Start of Entries supplied

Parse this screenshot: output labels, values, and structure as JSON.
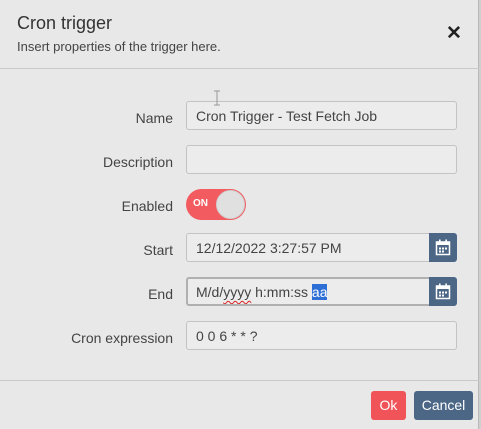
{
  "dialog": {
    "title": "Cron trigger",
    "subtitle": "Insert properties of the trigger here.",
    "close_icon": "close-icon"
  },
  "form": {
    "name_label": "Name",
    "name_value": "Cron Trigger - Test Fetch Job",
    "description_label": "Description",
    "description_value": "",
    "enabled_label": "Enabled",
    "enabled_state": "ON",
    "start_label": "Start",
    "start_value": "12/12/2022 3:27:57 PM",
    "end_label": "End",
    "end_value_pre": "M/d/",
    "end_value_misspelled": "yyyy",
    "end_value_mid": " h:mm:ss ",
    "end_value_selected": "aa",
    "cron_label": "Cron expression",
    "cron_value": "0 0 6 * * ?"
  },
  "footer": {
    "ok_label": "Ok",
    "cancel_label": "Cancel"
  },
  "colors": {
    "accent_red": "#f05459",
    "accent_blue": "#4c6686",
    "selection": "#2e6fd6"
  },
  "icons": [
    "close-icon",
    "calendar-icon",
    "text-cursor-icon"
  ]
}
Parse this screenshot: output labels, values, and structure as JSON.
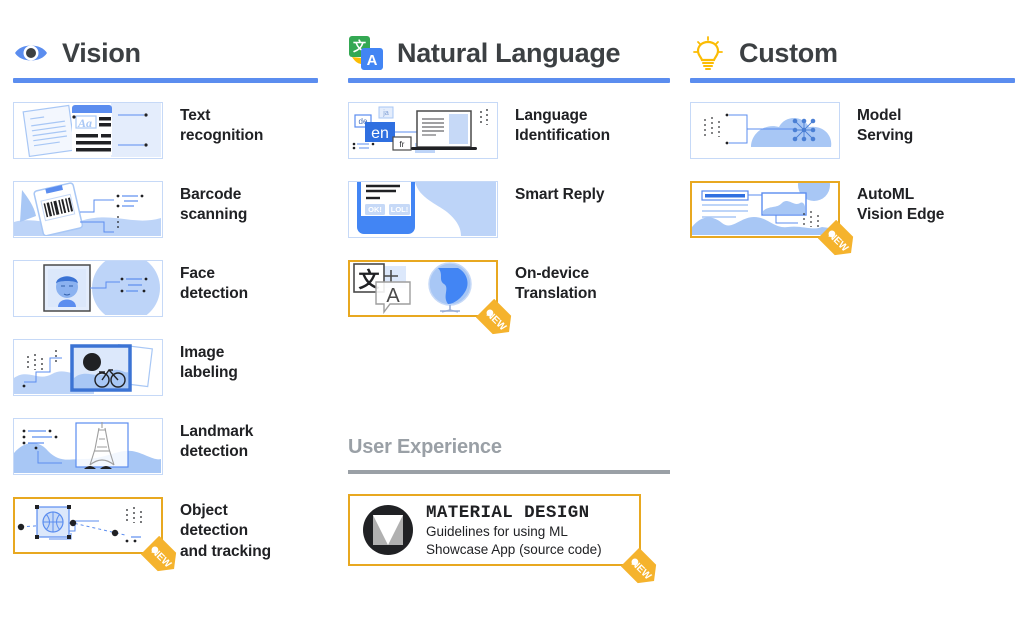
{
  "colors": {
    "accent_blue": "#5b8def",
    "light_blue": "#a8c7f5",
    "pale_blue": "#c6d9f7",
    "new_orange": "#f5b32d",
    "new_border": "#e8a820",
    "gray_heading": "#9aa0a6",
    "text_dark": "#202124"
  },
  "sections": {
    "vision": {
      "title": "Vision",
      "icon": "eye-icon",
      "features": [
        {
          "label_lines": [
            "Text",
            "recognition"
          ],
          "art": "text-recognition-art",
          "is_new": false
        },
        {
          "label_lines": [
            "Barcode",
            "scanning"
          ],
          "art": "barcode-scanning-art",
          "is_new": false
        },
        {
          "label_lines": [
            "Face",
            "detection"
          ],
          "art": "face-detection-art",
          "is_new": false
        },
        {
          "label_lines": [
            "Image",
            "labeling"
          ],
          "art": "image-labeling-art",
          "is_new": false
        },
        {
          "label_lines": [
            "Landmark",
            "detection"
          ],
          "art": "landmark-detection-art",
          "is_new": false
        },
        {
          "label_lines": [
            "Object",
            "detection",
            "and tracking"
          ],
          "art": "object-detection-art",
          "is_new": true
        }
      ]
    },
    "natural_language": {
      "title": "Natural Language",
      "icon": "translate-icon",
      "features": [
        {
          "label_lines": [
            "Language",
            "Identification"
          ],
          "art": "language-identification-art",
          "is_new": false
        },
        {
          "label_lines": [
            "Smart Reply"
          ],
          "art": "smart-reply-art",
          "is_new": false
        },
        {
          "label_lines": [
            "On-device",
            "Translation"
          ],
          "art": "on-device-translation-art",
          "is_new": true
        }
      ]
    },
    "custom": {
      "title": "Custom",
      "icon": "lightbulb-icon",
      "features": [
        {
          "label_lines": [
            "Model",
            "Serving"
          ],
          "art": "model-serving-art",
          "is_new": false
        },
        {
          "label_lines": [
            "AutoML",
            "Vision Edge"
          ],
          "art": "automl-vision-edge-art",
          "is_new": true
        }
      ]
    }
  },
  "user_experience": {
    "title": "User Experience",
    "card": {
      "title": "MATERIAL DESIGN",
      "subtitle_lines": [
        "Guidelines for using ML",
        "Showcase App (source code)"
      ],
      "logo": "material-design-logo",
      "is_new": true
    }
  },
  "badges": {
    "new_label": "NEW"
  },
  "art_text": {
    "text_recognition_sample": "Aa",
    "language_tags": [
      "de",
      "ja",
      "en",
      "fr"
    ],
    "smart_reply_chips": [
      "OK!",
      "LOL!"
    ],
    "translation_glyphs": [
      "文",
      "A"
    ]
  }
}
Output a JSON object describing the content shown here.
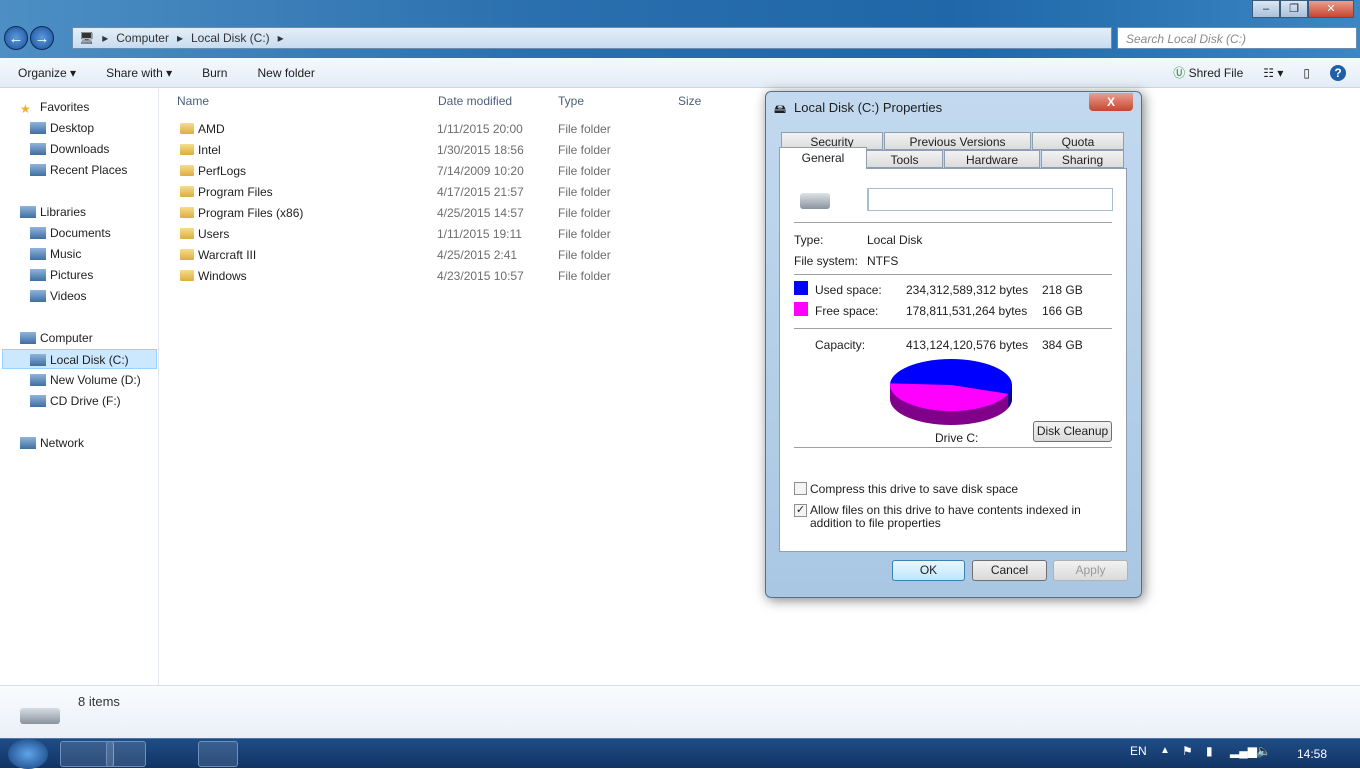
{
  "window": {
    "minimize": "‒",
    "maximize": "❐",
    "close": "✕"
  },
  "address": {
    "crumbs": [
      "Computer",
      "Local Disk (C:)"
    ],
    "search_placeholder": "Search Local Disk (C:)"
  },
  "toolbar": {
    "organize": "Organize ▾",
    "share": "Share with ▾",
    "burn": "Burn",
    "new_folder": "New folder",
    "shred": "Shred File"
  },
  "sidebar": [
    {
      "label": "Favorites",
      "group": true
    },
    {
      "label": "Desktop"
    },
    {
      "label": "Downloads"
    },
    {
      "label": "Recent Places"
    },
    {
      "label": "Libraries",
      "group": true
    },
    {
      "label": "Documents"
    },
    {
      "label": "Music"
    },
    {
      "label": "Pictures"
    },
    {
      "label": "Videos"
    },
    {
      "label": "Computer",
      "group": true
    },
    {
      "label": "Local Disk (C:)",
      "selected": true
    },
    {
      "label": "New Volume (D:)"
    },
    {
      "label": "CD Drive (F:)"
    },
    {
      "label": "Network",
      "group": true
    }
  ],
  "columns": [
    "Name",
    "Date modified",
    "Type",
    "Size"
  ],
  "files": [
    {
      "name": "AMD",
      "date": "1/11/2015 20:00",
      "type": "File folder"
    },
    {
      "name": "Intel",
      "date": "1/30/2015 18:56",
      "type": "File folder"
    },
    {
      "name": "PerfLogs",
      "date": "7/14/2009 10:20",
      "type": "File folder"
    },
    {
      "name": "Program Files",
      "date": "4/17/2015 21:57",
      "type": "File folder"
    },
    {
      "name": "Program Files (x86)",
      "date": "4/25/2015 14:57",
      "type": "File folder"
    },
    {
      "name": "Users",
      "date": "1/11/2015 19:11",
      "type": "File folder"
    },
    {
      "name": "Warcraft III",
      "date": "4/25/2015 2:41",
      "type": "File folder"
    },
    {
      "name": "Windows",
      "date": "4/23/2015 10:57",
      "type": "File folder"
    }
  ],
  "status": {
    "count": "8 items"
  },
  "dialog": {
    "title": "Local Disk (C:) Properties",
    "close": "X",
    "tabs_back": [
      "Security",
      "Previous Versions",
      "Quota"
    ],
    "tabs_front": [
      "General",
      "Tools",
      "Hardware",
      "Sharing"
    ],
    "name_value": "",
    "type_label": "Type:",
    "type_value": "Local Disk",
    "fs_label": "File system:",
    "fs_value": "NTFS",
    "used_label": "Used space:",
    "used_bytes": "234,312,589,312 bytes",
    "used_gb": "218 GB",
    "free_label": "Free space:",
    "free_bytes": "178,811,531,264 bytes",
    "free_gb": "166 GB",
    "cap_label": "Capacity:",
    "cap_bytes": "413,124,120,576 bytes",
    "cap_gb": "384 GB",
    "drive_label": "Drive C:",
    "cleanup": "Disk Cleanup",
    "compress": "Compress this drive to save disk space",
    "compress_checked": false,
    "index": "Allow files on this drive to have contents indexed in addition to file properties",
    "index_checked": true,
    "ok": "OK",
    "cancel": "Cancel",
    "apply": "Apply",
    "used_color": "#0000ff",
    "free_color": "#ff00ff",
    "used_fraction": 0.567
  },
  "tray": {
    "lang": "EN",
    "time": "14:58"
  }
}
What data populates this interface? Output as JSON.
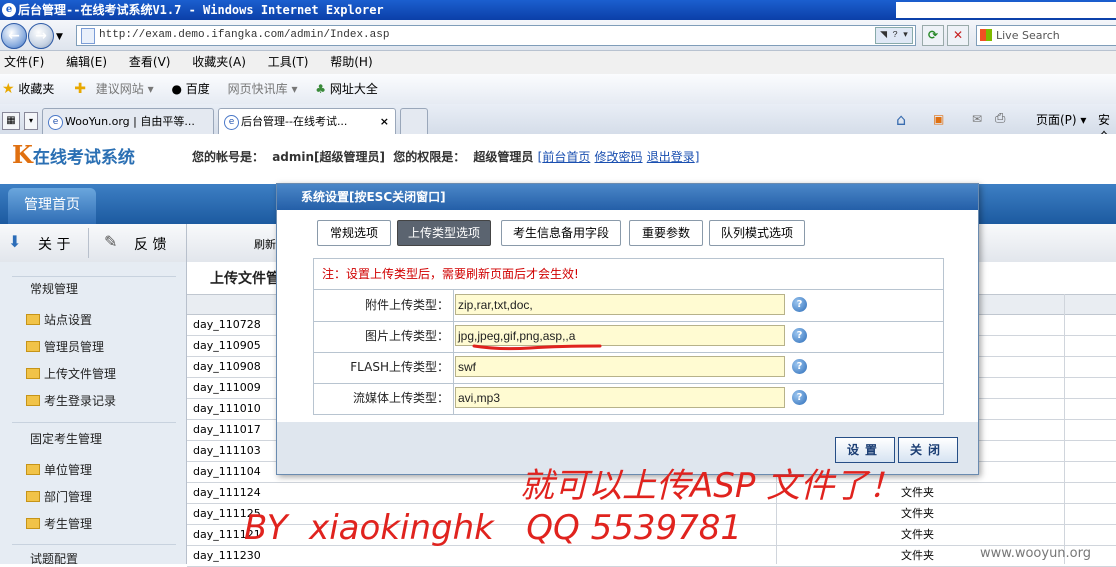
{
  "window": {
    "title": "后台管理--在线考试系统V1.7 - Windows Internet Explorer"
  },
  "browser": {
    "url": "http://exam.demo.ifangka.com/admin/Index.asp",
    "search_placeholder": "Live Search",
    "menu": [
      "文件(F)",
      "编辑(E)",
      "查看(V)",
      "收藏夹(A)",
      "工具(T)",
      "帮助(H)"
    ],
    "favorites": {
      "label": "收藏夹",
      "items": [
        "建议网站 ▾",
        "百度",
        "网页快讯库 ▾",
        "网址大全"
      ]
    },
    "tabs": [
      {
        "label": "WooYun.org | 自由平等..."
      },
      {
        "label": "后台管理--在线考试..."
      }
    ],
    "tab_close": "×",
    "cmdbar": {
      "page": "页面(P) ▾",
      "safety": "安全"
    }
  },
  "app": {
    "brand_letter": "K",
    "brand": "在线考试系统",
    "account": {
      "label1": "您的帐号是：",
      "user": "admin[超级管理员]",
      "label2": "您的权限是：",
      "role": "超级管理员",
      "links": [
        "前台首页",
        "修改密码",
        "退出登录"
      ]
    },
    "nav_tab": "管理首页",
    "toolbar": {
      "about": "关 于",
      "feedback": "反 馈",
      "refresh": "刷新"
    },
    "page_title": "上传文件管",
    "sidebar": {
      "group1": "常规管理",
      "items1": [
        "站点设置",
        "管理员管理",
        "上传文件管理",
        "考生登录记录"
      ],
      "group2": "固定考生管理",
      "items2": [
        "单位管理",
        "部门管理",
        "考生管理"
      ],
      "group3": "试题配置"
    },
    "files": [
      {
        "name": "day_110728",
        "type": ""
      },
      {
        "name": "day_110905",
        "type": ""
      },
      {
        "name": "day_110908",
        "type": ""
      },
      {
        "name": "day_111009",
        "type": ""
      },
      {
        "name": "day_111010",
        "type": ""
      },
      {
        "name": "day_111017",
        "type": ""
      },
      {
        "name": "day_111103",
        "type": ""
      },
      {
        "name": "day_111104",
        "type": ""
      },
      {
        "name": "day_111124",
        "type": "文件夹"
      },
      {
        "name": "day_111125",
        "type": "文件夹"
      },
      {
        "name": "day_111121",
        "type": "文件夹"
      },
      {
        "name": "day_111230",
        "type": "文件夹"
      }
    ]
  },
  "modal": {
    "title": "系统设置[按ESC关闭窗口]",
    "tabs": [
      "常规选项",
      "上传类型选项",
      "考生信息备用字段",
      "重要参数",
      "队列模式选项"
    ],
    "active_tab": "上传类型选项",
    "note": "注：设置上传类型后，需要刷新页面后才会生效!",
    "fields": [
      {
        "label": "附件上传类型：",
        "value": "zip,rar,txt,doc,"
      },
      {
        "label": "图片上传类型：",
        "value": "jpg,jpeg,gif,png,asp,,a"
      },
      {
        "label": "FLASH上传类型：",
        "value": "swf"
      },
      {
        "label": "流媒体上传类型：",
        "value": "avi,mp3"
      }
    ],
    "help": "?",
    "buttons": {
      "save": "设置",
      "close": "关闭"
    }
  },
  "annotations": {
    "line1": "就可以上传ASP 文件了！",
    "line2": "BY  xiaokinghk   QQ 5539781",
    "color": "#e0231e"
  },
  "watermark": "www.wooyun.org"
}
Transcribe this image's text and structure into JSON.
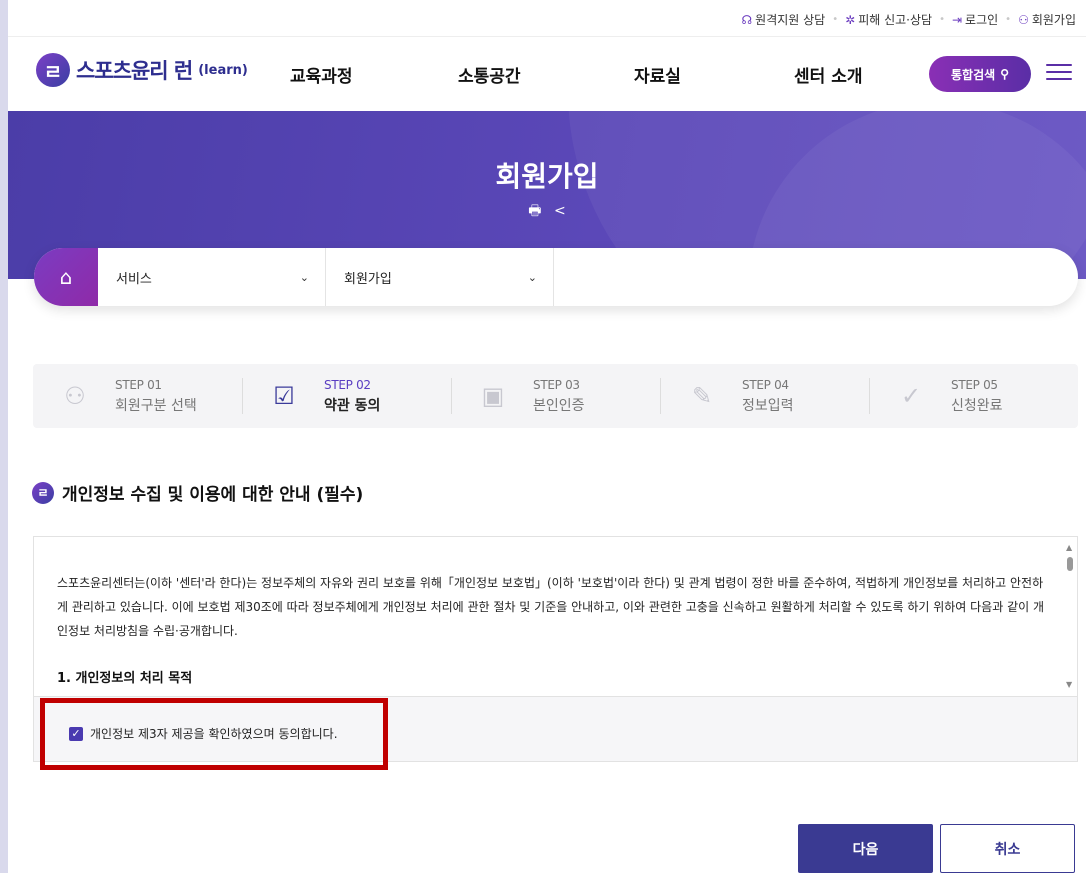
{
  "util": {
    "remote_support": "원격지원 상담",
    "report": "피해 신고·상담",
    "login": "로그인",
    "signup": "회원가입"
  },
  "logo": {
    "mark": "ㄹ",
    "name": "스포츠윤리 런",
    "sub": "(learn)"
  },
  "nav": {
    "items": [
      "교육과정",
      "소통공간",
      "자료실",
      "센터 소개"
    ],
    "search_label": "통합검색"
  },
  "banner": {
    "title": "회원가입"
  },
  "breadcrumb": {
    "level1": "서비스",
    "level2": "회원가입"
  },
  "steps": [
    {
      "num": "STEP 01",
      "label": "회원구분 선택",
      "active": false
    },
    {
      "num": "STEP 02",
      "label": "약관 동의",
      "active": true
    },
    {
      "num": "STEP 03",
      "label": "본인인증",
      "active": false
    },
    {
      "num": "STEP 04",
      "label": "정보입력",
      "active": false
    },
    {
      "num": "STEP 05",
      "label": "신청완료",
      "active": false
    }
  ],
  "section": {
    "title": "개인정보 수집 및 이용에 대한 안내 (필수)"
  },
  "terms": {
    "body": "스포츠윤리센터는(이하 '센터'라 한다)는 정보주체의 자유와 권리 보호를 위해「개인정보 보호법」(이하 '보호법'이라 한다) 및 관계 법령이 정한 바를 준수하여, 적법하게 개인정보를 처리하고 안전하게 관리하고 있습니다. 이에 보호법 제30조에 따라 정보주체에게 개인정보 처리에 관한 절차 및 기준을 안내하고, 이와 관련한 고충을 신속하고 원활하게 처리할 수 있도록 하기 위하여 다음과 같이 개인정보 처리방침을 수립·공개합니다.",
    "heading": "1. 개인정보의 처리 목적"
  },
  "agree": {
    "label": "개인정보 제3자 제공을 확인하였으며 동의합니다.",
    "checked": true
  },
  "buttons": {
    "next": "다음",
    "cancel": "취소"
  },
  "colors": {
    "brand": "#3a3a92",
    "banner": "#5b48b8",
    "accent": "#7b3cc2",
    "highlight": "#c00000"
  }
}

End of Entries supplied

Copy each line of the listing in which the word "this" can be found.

> Reply:
Parse this screenshot: output labels, values, and structure as JSON.
Parse this screenshot: output labels, values, and structure as JSON.
    "compress": "Compress this drive to save disk space",
    "index": "Allow files on this drive to have contents indexed in addition to file properties",
What data populates this interface? Output as JSON.
Transcribe this image's text and structure into JSON.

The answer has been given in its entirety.